Listed records →
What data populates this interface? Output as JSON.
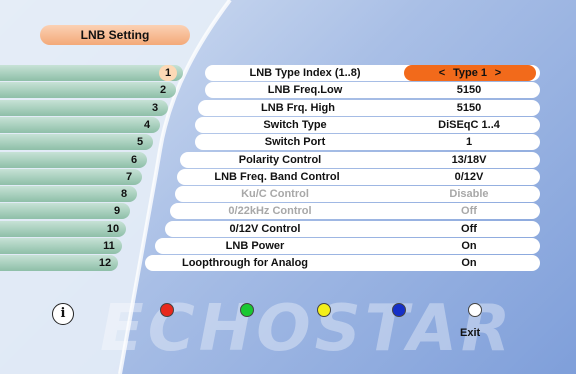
{
  "title": "LNB Setting",
  "rows": [
    {
      "num": "1",
      "label": "LNB Type Index (1..8)",
      "value": "Type 1",
      "selected": true,
      "disabled": false
    },
    {
      "num": "2",
      "label": "LNB Freq.Low",
      "value": "5150",
      "selected": false,
      "disabled": false
    },
    {
      "num": "3",
      "label": "LNB Frq. High",
      "value": "5150",
      "selected": false,
      "disabled": false
    },
    {
      "num": "4",
      "label": "Switch Type",
      "value": "DiSEqC 1..4",
      "selected": false,
      "disabled": false
    },
    {
      "num": "5",
      "label": "Switch Port",
      "value": "1",
      "selected": false,
      "disabled": false
    },
    {
      "num": "6",
      "label": "Polarity Control",
      "value": "13/18V",
      "selected": false,
      "disabled": false
    },
    {
      "num": "7",
      "label": "LNB Freq. Band Control",
      "value": "0/12V",
      "selected": false,
      "disabled": false
    },
    {
      "num": "8",
      "label": "Ku/C Control",
      "value": "Disable",
      "selected": false,
      "disabled": true
    },
    {
      "num": "9",
      "label": "0/22kHz Control",
      "value": "Off",
      "selected": false,
      "disabled": true
    },
    {
      "num": "10",
      "label": "0/12V Control",
      "value": "Off",
      "selected": false,
      "disabled": false
    },
    {
      "num": "11",
      "label": "LNB Power",
      "value": "On",
      "selected": false,
      "disabled": false
    },
    {
      "num": "12",
      "label": "Loopthrough for Analog",
      "value": "On",
      "selected": false,
      "disabled": false
    }
  ],
  "arrow_left": "<",
  "arrow_right": ">",
  "info_icon_text": "i",
  "color_buttons": [
    {
      "name": "red-button",
      "color": "#e8281c"
    },
    {
      "name": "green-button",
      "color": "#19c832"
    },
    {
      "name": "yellow-button",
      "color": "#f4ef1a"
    },
    {
      "name": "blue-button",
      "color": "#1530c8"
    },
    {
      "name": "white-button",
      "color": "#ffffff"
    }
  ],
  "exit_label": "Exit",
  "watermark": "ECHOSTAR"
}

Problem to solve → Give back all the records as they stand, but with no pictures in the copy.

Reply →
What data populates this interface? Output as JSON.
{
  "title": "LNB Setting",
  "rows": [
    {
      "num": "1",
      "label": "LNB Type Index (1..8)",
      "value": "Type 1",
      "selected": true,
      "disabled": false
    },
    {
      "num": "2",
      "label": "LNB Freq.Low",
      "value": "5150",
      "selected": false,
      "disabled": false
    },
    {
      "num": "3",
      "label": "LNB Frq. High",
      "value": "5150",
      "selected": false,
      "disabled": false
    },
    {
      "num": "4",
      "label": "Switch Type",
      "value": "DiSEqC 1..4",
      "selected": false,
      "disabled": false
    },
    {
      "num": "5",
      "label": "Switch Port",
      "value": "1",
      "selected": false,
      "disabled": false
    },
    {
      "num": "6",
      "label": "Polarity Control",
      "value": "13/18V",
      "selected": false,
      "disabled": false
    },
    {
      "num": "7",
      "label": "LNB Freq. Band Control",
      "value": "0/12V",
      "selected": false,
      "disabled": false
    },
    {
      "num": "8",
      "label": "Ku/C Control",
      "value": "Disable",
      "selected": false,
      "disabled": true
    },
    {
      "num": "9",
      "label": "0/22kHz Control",
      "value": "Off",
      "selected": false,
      "disabled": true
    },
    {
      "num": "10",
      "label": "0/12V Control",
      "value": "Off",
      "selected": false,
      "disabled": false
    },
    {
      "num": "11",
      "label": "LNB Power",
      "value": "On",
      "selected": false,
      "disabled": false
    },
    {
      "num": "12",
      "label": "Loopthrough for Analog",
      "value": "On",
      "selected": false,
      "disabled": false
    }
  ],
  "arrow_left": "<",
  "arrow_right": ">",
  "info_icon_text": "i",
  "color_buttons": [
    {
      "name": "red-button",
      "color": "#e8281c"
    },
    {
      "name": "green-button",
      "color": "#19c832"
    },
    {
      "name": "yellow-button",
      "color": "#f4ef1a"
    },
    {
      "name": "blue-button",
      "color": "#1530c8"
    },
    {
      "name": "white-button",
      "color": "#ffffff"
    }
  ],
  "exit_label": "Exit",
  "watermark": "ECHOSTAR"
}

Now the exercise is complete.